Ah, fall…the weather cools down, the bugs disappear, and our parks turn into a kaleidoscope of stunning reds, oranges, and yellows.
If you’re a lover of fall hiking, northeastern Ontario is the place to be. The combination of rugged Canadian Shield and spectacular fall colours makes hiking in northeastern Ontario a bucket list item.
Our parks are home to some amazing must-see vistas that are illuminated each year by autumn’s changing leaves. Here are a few of our favourites.
Come to Restoule and hike the Fire Tower Trail to the Stormy Lake Lookout, and stand on the edge of a rift valley. Yes, Ontario has rift valleys!
Restoule falls in the Ottawa-Bonnechere Rift Valley, a huge Y-shaped fault in the Shield bedrock that runs from Ottawa to the town of Mattawa. Here it splits, with one arm reaching north under Lake Timiskaming, and the other heading west, forming the Mattawa River Valley.

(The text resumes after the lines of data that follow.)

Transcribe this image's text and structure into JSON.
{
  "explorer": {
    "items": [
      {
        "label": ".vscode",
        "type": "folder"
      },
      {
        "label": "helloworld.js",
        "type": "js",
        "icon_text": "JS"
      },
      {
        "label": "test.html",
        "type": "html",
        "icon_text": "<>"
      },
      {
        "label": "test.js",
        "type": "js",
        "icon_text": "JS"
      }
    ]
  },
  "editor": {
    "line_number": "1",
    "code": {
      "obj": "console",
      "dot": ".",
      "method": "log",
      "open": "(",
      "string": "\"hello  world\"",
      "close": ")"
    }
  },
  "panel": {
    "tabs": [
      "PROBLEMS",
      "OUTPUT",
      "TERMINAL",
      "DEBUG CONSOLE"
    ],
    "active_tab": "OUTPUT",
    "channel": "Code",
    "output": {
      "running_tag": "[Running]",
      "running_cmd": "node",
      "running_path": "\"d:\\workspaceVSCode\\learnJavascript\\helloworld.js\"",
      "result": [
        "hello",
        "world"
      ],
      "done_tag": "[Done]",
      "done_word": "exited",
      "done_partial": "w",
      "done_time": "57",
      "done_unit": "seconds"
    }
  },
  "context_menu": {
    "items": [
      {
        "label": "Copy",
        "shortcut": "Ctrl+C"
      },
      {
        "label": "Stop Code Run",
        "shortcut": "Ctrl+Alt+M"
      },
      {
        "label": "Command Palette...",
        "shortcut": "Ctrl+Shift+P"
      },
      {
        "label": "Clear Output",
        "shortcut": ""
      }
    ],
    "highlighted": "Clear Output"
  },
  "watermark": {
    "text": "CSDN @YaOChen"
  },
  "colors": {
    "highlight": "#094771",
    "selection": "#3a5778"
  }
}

The rift valley formed over 500 million years ago when this region was part of a much bigger continent that then began to break apart.
Known by beach-lovers for its stunning 3 km sand beach, Pancake Bay Provincial Park is equally exciting to explore in the fall.
In mid-September, the Sugar Maples, Red Oaks, Red Maples, and Yellow Birch that dominate the forests of this part of Lake Superior’s coast gain a tinge of colour. By early October, they’ve turned to brilliant shades of red, gold, peach and burgundy.
The Edmund Fitzgerald Lookout is the place to see it all. High above the curving sands of Pancake Bay, the view takes in a vast expanse of Lake Superior, contrasting with the brilliant forests of the Algoma Hills around Batchawana Bay.
From the lookout you can see across to Whitefish Point. This stretch of Lake Superior is known as the “graveyard of the Great Lakes” where the Edmund Fitzgerald sunk in a fierce Superior storm in 1975.
The Twin Points Trail is the perfect way to experience Killbear Provincial Park if you have just an hour or two.
It passes through forest, over rock barrens, along Killbear’s Georgian Bay shore, and leads to a hidden beach.
The Twin Points in the trail’s name are wide expanses of smooth bedrock that were sanded down by the glacial ice over thousands of years.
The trail begins in the park’s day-use area, making it easily accessible for both day trippers and for campers at one of Killbear’s many campgrounds.
Killbear is open until the end of October for camping and day use. Georgian Bay moderates fall temperatures, and fall colours happen later than further inland. Peak colours can continue well after Thanksgiving.
Named for the log chute that lumberjacks built to bypass the main falls on the Aux Sables River during log drives, this park is centered on a river of waterfalls.
The Twin Bridges Trail begins at the main falls and viewing platform, and follows the Aux Sables past a series of falls, cataracts and rapids known as the Seven Sisters.
Beginning at the French River Visitor Centre on Hwy 69, the 1.5 km Recollet Falls Trail skirts the edge of the French River Gorge, ending at Recollet Falls.
The visually stunning gorge is formed by one of the many faults in the Canadian Shield that the French River follows down to Georgian Bay. Glacial ice sculpted the bedrock and gouged out the fault lines.
The French River was designated the first Canadian Heritage River in Canada’s Heritage River System. This accolade recognized it for its outstanding natural and cultural heritage, and recreational opportunities.
The French River was a key connection in a continent-wide trading network established by Indigenous people. It became a key link in the Fur Trade Era, and was important in the establishment of Canada itself.
At Recollet Falls, there is a short portage that has been walked by a who’s-who of historic names, from 17th century Algonquin Chief Iroquet, to French explorer Samuel de Champlain, to Radisson and Groseilliers who were instrumental in the founding of the Hudson’s Bay Company.
Wetlands are important ecosystems that store and filter water as well as provide diverse habitat for plants and animals. Mashkinonje Provincial Park, 60 km southeast of Sudbury, protects a variety of wetland types (marshes, bogs, swamps, fens and ponds), interspersed with undulating granite ridges along the West Arm of Lake Nipissing.
The Loudon Basin Peatlands is a provincially significant wetland in the park that from the air, looks like a swirl. It’s a swirl of bedrock ridges with wetlands in-between.
The first 600 m of the Loudon Peatland Trail is barrier free and leads to a viewing platform at the peatland’s edge. Fall is a great time to go, when even the wetland grasses become golden.
Ready to hit the trails?
Plan your trip to see these once-in-a-lifetime views today! Don’t forget to prepare for the weather.